Barton wrong to blame bookmakers
Mark Langdon isn’t convinced by Joey Barton’s claims against the FA
JOEY BARTON has been banned from all football activity for 18 months after the Burnley midfielder admitted a Football Association charge over allegations that he placed 1,260 football bets between March 26 2006 and May 13 2016.
Barton is to appeal the severity of the ban and any judgement on whether he has been wronged by the length of suspension can only really be made once we have full knowledge of the facts.
It never makes for great reading when, as Barton admits, he placed bets on his own side to lose, even if it was for relatively small amounts and even if he was not in the matchday squad at the time.
Barton says there was never any question of match-fixing, that his integrity is not in question, and that he has “fought addiction to gambling and provided the FA with a medical report about my problem”.
Maybe the FA need to deal with problem gamblers within the game better, and it could be argued there is too much betting-related marketing rammed down the throats of football fans, but Barton is wrong to blame the FA’s relationship with bookmakers for his misdemeanours.
Barton said: “I think if the FA is truly serious about tackling the culture of gambling in football, it needs to look at its own dependence on the gambling companies, their role in football and in sports broadcasting, rather than just blaming the players who place a bet.”
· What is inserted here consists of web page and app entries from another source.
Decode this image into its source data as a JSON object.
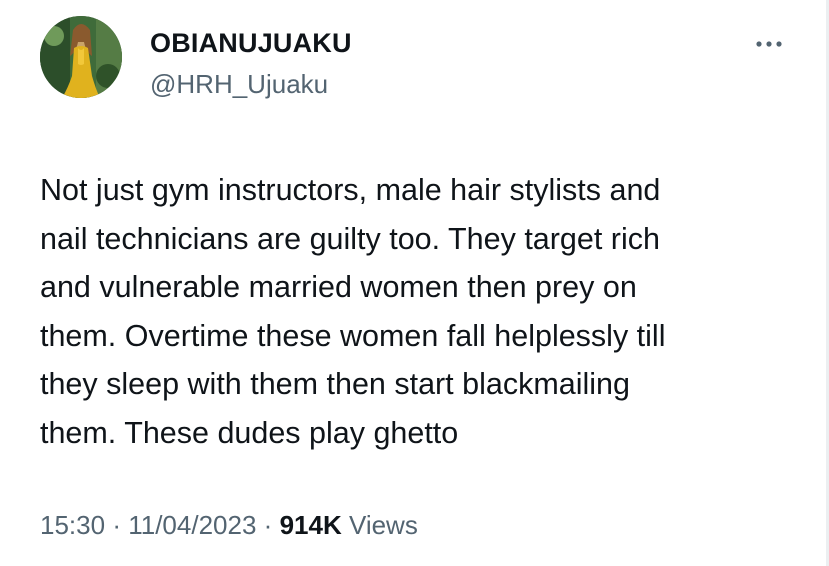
{
  "user": {
    "display_name": "OBIANUJUAKU",
    "handle": "@HRH_Ujuaku"
  },
  "icons": {
    "avatar": "profile-photo-woman-yellow-dress",
    "more": "more-horizontal-icon"
  },
  "tweet": {
    "lines": [
      "Not just gym instructors, male hair stylists and",
      "nail technicians are guilty too. They target rich",
      "and vulnerable married women then prey on",
      "them. Overtime these women fall helplessly till",
      "they sleep with them then start blackmailing",
      "them. These dudes play ghetto"
    ]
  },
  "meta": {
    "time": "15:30",
    "separator": "·",
    "date": "11/04/2023",
    "views_count": "914K",
    "views_label": "Views"
  },
  "colors": {
    "text_primary": "#0f1419",
    "text_secondary": "#536471",
    "background": "#ffffff"
  }
}
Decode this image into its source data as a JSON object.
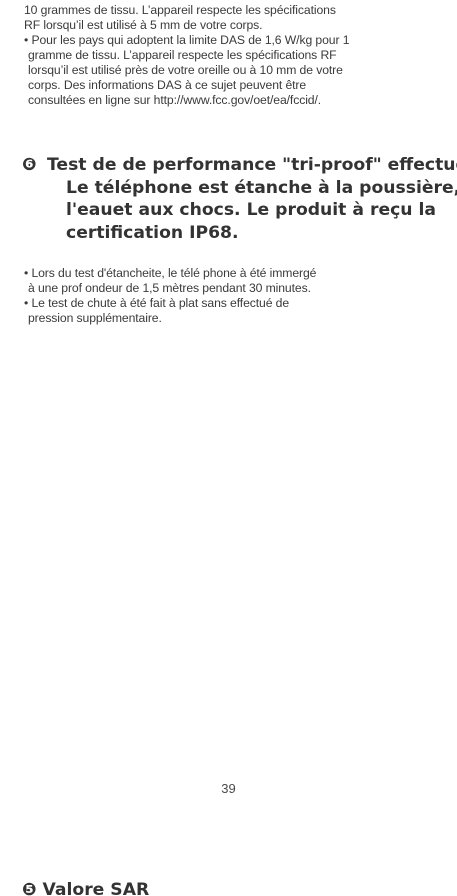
{
  "top_block": {
    "lines": [
      "10 grammes de tissu. L’appareil respecte les spécifications",
      "RF lorsqu’il est utilisé à 5 mm de votre corps."
    ]
  },
  "top_bullet": {
    "lines": [
      "• Pour les pays qui adoptent la limite DAS de 1,6 W/kg pour 1",
      "gramme de tissu. L’appareil respecte les spécifications RF",
      "lorsqu’il est utilisé près de votre oreille ou à 10 mm de votre",
      "corps. Des informations DAS à ce sujet peuvent être",
      "consultées en ligne sur http://www.fcc.gov/oet/ea/fccid/."
    ]
  },
  "section6": {
    "number": "❻",
    "title_lines": [
      "Test de de performance \"tri-proof\" effectué.",
      "Le téléphone est étanche à la poussière, à",
      "l'eauet aux chocs. Le produit à reçu la",
      "certification IP68."
    ]
  },
  "bullets": [
    {
      "lines": [
        "• Lors du test d'étancheite, le télé phone à été immergé",
        "à une prof ondeur de 1,5 mètres pendant 30 minutes."
      ]
    },
    {
      "lines": [
        "• Le test de chute  à été fait à plat sans effectué de",
        "pression supplémentaire."
      ]
    }
  ],
  "footer": {
    "page_number": "39"
  },
  "next_page": {
    "heading": "❺ Valore SAR"
  }
}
In September 2007 the law changed to allow sports betting to be advertised on TV. Before that it was only football pools, the National Lottery and bingo premises and this is where Barton’s claim falls down.
Barton says: “There is a huge clash between their rules and the culture that surrounds the modern game, where anyone who watches follows football on TV or in the stadia is bombarded by marketing, advertising and sponsorship by betting companies, and where much of the coverage now, on Sky for example, is intertwined with the broadcasters’ own gambling interests.”
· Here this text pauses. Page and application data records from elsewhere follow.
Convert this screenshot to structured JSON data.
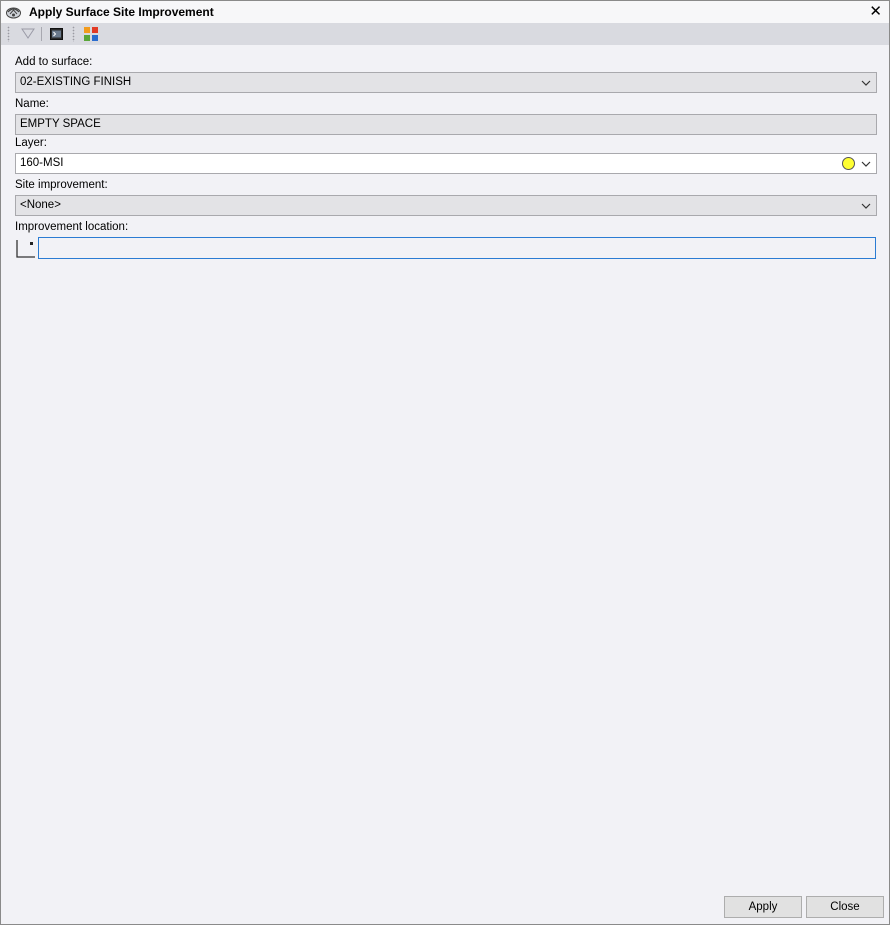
{
  "window": {
    "title": "Apply Surface Site Improvement",
    "close_symbol": "✕"
  },
  "toolbar": {
    "items": [
      {
        "name": "filter-icon"
      },
      {
        "name": "command-prompt-icon"
      },
      {
        "name": "color-palette-icon"
      }
    ]
  },
  "form": {
    "surface": {
      "label": "Add to surface:",
      "value": "02-EXISTING FINISH"
    },
    "name": {
      "label": "Name:",
      "value": "EMPTY SPACE"
    },
    "layer": {
      "label": "Layer:",
      "value": "160-MSI",
      "color": "#ffff33"
    },
    "site_improvement": {
      "label": "Site improvement:",
      "value": "<None>"
    },
    "location": {
      "label": "Improvement location:",
      "value": ""
    }
  },
  "buttons": {
    "apply": "Apply",
    "close": "Close"
  },
  "colors": {
    "accent": "#2b7cd3",
    "window_bg": "#f2f2f6",
    "toolbar_bg": "#d9dae0"
  }
}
However, Barton was breaking the rules as early as 2006. He opposed his Manchester City side at West Ham and laid Georgios Samaras to score first against Fulham on Betfair long before betting advertising was commonplace in football.